Return every line of the material exactly.

★ ★ ★ ★

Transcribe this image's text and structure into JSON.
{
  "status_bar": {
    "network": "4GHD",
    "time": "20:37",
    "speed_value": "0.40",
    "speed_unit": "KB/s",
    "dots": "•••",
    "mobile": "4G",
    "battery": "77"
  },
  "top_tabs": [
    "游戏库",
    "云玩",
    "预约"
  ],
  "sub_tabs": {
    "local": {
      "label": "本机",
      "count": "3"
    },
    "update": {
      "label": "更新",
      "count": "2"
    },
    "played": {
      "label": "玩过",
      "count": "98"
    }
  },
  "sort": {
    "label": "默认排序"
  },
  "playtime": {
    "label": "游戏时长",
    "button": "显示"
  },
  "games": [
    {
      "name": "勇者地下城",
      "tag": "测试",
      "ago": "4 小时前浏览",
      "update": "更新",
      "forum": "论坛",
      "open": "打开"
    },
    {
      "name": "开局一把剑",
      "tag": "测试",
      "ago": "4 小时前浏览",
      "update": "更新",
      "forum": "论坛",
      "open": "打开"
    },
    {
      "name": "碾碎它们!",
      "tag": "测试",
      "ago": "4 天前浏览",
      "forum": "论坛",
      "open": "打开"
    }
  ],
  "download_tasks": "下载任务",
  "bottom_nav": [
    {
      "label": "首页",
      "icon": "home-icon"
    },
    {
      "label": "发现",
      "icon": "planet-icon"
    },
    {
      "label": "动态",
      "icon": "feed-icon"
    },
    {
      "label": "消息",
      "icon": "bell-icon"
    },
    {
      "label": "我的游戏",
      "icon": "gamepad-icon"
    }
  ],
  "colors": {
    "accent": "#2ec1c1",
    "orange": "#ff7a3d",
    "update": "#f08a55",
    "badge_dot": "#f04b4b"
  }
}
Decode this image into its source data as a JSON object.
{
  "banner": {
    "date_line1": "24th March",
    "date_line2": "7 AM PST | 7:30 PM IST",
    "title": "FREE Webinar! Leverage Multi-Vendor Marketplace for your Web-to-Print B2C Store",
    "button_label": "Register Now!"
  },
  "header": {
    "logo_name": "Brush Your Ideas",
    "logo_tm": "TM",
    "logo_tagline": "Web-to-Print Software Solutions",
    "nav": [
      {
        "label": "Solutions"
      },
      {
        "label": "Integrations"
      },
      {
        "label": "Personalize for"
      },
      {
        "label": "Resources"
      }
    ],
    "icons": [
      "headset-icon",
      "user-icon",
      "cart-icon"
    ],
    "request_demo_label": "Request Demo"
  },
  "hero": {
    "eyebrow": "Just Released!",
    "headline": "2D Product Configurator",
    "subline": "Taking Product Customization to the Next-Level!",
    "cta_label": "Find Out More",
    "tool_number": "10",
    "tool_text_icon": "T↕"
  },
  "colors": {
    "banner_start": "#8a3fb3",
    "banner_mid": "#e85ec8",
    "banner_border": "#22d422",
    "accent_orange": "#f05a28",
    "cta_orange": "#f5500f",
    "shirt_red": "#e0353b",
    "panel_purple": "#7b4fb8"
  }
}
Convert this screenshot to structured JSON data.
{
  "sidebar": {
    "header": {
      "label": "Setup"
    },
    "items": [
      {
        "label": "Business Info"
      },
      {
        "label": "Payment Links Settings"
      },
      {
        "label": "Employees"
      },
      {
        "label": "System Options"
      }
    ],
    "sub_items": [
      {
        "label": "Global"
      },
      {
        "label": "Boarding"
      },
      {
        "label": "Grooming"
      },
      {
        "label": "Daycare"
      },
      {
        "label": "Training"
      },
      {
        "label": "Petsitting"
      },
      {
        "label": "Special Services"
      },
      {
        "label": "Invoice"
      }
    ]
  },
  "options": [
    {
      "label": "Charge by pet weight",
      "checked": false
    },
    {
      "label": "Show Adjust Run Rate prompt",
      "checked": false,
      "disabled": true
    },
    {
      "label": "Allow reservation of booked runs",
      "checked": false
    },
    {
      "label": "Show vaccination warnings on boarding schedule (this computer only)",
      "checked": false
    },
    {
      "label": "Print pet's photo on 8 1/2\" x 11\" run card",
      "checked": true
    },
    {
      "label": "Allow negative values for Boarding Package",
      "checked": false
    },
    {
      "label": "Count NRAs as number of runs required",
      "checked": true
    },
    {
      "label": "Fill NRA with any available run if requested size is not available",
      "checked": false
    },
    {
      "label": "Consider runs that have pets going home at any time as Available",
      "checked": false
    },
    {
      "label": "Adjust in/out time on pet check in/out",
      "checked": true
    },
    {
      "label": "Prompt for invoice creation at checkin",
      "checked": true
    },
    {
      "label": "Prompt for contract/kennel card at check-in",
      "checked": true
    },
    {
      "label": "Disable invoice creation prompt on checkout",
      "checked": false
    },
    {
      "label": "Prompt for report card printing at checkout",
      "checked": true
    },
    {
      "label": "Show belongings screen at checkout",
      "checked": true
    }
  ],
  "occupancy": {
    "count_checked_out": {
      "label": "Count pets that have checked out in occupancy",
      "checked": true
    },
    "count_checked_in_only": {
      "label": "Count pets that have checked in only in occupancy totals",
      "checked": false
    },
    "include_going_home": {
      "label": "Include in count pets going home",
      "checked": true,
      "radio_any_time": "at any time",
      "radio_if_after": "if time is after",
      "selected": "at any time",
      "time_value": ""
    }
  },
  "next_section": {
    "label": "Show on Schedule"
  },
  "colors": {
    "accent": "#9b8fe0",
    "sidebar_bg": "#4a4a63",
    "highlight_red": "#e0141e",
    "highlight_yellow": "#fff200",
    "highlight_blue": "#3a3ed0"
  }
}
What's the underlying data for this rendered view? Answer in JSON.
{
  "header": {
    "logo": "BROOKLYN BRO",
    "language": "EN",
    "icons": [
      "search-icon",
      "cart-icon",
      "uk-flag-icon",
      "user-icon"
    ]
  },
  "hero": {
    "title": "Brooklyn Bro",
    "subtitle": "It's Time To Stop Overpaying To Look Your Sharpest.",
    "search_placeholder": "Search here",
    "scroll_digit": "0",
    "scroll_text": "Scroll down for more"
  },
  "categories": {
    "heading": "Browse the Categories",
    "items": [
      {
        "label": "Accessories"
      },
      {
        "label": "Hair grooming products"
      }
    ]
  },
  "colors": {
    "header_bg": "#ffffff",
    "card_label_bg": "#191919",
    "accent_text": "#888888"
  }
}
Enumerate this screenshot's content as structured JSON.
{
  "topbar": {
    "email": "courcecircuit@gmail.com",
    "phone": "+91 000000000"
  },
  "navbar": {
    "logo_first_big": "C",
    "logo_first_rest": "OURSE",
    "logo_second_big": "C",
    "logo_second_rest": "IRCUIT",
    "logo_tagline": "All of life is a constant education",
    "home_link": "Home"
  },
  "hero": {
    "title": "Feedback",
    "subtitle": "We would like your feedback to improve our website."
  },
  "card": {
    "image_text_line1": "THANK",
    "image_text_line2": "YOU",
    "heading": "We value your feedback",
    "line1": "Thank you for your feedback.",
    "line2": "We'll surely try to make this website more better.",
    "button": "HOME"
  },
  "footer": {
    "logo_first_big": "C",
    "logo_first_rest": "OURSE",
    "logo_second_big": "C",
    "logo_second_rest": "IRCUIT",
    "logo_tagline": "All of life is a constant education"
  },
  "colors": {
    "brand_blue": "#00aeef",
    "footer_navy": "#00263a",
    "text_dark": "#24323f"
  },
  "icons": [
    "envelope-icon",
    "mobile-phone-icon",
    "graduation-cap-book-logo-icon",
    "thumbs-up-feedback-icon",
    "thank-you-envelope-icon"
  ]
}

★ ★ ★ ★

*ANSWER SECTION:*
Transcribe this image's text and structure into JSON.
{
  "status_bar": {
    "network": "4GHD",
    "time": "20:37",
    "speed_value": "0.40",
    "speed_unit": "KB/s",
    "dots": "•••",
    "mobile": "4G",
    "battery": "77"
  },
  "top_tabs": [
    "游戏库",
    "云玩",
    "预约"
  ],
  "sub_tabs": {
    "local": {
      "label": "本机",
      "count": "3"
    },
    "update": {
      "label": "更新",
      "count": "2"
    },
    "played": {
      "label": "玩过",
      "count": "98"
    }
  },
  "sort": {
    "label": "默认排序"
  },
  "playtime": {
    "label": "游戏时长",
    "button": "显示"
  },
  "games": [
    {
      "name": "勇者地下城",
      "tag": "测试",
      "ago": "4 小时前浏览",
      "update": "更新",
      "forum": "论坛",
      "open": "打开"
    },
    {
      "name": "开局一把剑",
      "tag": "测试",
      "ago": "4 小时前浏览",
      "update": "更新",
      "forum": "论坛",
      "open": "打开"
    },
    {
      "name": "碾碎它们!",
      "tag": "测试",
      "ago": "4 天前浏览",
      "forum": "论坛",
      "open": "打开"
    }
  ],
  "download_tasks": "下载任务",
  "bottom_nav": [
    {
      "label": "首页",
      "icon": "home-icon"
    },
    {
      "label": "发现",
      "icon": "planet-icon"
    },
    {
      "label": "动态",
      "icon": "feed-icon"
    },
    {
      "label": "消息",
      "icon": "bell-icon"
    },
    {
      "label": "我的游戏",
      "icon": "gamepad-icon"
    }
  ],
  "colors": {
    "accent": "#2ec1c1",
    "orange": "#ff7a3d",
    "update": "#f08a55",
    "badge_dot": "#f04b4b"
  }
}
Decode this image into its source data as a JSON object.
{
  "banner": {
    "date_line1": "24th March",
    "date_line2": "7 AM PST | 7:30 PM IST",
    "title": "FREE Webinar! Leverage Multi-Vendor Marketplace for your Web-to-Print B2C Store",
    "button_label": "Register Now!"
  },
  "header": {
    "logo_name": "Brush Your Ideas",
    "logo_tm": "TM",
    "logo_tagline": "Web-to-Print Software Solutions",
    "nav": [
      {
        "label": "Solutions"
      },
      {
        "label": "Integrations"
      },
      {
        "label": "Personalize for"
      },
      {
        "label": "Resources"
      }
    ],
    "icons": [
      "headset-icon",
      "user-icon",
      "cart-icon"
    ],
    "request_demo_label": "Request Demo"
  },
  "hero": {
    "eyebrow": "Just Released!",
    "headline": "2D Product Configurator",
    "subline": "Taking Product Customization to the Next-Level!",
    "cta_label": "Find Out More",
    "tool_number": "10",
    "tool_text_icon": "T↕"
  },
  "colors": {
    "banner_start": "#8a3fb3",
    "banner_mid": "#e85ec8",
    "banner_border": "#22d422",
    "accent_orange": "#f05a28",
    "cta_orange": "#f5500f",
    "shirt_red": "#e0353b",
    "panel_purple": "#7b4fb8"
  }
}
Convert this screenshot to structured JSON data.
{
  "sidebar": {
    "header": {
      "label": "Setup"
    },
    "items": [
      {
        "label": "Business Info"
      },
      {
        "label": "Payment Links Settings"
      },
      {
        "label": "Employees"
      },
      {
        "label": "System Options"
      }
    ],
    "sub_items": [
      {
        "label": "Global"
      },
      {
        "label": "Boarding"
      },
      {
        "label": "Grooming"
      },
      {
        "label": "Daycare"
      },
      {
        "label": "Training"
      },
      {
        "label": "Petsitting"
      },
      {
        "label": "Special Services"
      },
      {
        "label": "Invoice"
      }
    ]
  },
  "options": [
    {
      "label": "Charge by pet weight",
      "checked": false
    },
    {
      "label": "Show Adjust Run Rate prompt",
      "checked": false,
      "disabled": true
    },
    {
      "label": "Allow reservation of booked runs",
      "checked": false
    },
    {
      "label": "Show vaccination warnings on boarding schedule (this computer only)",
      "checked": false
    },
    {
      "label": "Print pet's photo on 8 1/2\" x 11\" run card",
      "checked": true
    },
    {
      "label": "Allow negative values for Boarding Package",
      "checked": false
    },
    {
      "label": "Count NRAs as number of runs required",
      "checked": true
    },
    {
      "label": "Fill NRA with any available run if requested size is not available",
      "checked": false
    },
    {
      "label": "Consider runs that have pets going home at any time as Available",
      "checked": false
    },
    {
      "label": "Adjust in/out time on pet check in/out",
      "checked": true
    },
    {
      "label": "Prompt for invoice creation at checkin",
      "checked": true
    },
    {
      "label": "Prompt for contract/kennel card at check-in",
      "checked": true
    },
    {
      "label": "Disable invoice creation prompt on checkout",
      "checked": false
    },
    {
      "label": "Prompt for report card printing at checkout",
      "checked": true
    },
    {
      "label": "Show belongings screen at checkout",
      "checked": true
    }
  ],
  "occupancy": {
    "count_checked_out": {
      "label": "Count pets that have checked out in occupancy",
      "checked": true
    },
    "count_checked_in_only": {
      "label": "Count pets that have checked in only in occupancy totals",
      "checked": false
    },
    "include_going_home": {
      "label": "Include in count pets going home",
      "checked": true,
      "radio_any_time": "at any time",
      "radio_if_after": "if time is after",
      "selected": "at any time",
      "time_value": ""
    }
  },
  "next_section": {
    "label": "Show on Schedule"
  },
  "colors": {
    "accent": "#9b8fe0",
    "sidebar_bg": "#4a4a63",
    "highlight_red": "#e0141e",
    "highlight_yellow": "#fff200",
    "highlight_blue": "#3a3ed0"
  }
}
What's the underlying data for this rendered view? Answer in JSON.
{
  "header": {
    "logo": "BROOKLYN BRO",
    "language": "EN",
    "icons": [
      "search-icon",
      "cart-icon",
      "uk-flag-icon",
      "user-icon"
    ]
  },
  "hero": {
    "title": "Brooklyn Bro",
    "subtitle": "It's Time To Stop Overpaying To Look Your Sharpest.",
    "search_placeholder": "Search here",
    "scroll_digit": "0",
    "scroll_text": "Scroll down for more"
  },
  "categories": {
    "heading": "Browse the Categories",
    "items": [
      {
        "label": "Accessories"
      },
      {
        "label": "Hair grooming products"
      }
    ]
  },
  "colors": {
    "header_bg": "#ffffff",
    "card_label_bg": "#191919",
    "accent_text": "#888888"
  }
}
Enumerate this screenshot's content as structured JSON.
{
  "topbar": {
    "email": "courcecircuit@gmail.com",
    "phone": "+91 000000000"
  },
  "navbar": {
    "logo_first_big": "C",
    "logo_first_rest": "OURSE",
    "logo_second_big": "C",
    "logo_second_rest": "IRCUIT",
    "logo_tagline": "All of life is a constant education",
    "home_link": "Home"
  },
  "hero": {
    "title": "Feedback",
    "subtitle": "We would like your feedback to improve our website."
  },
  "card": {
    "image_text_line1": "THANK",
    "image_text_line2": "YOU",
    "heading": "We value your feedback",
    "line1": "Thank you for your feedback.",
    "line2": "We'll surely try to make this website more better.",
    "button": "HOME"
  },
  "footer": {
    "logo_first_big": "C",
    "logo_first_rest": "OURSE",
    "logo_second_big": "C",
    "logo_second_rest": "IRCUIT",
    "logo_tagline": "All of life is a constant education"
  },
  "colors": {
    "brand_blue": "#00aeef",
    "footer_navy": "#00263a",
    "text_dark": "#24323f"
  },
  "icons": [
    "envelope-icon",
    "mobile-phone-icon",
    "graduation-cap-book-logo-icon",
    "thumbs-up-feedback-icon",
    "thank-you-envelope-icon"
  ]
}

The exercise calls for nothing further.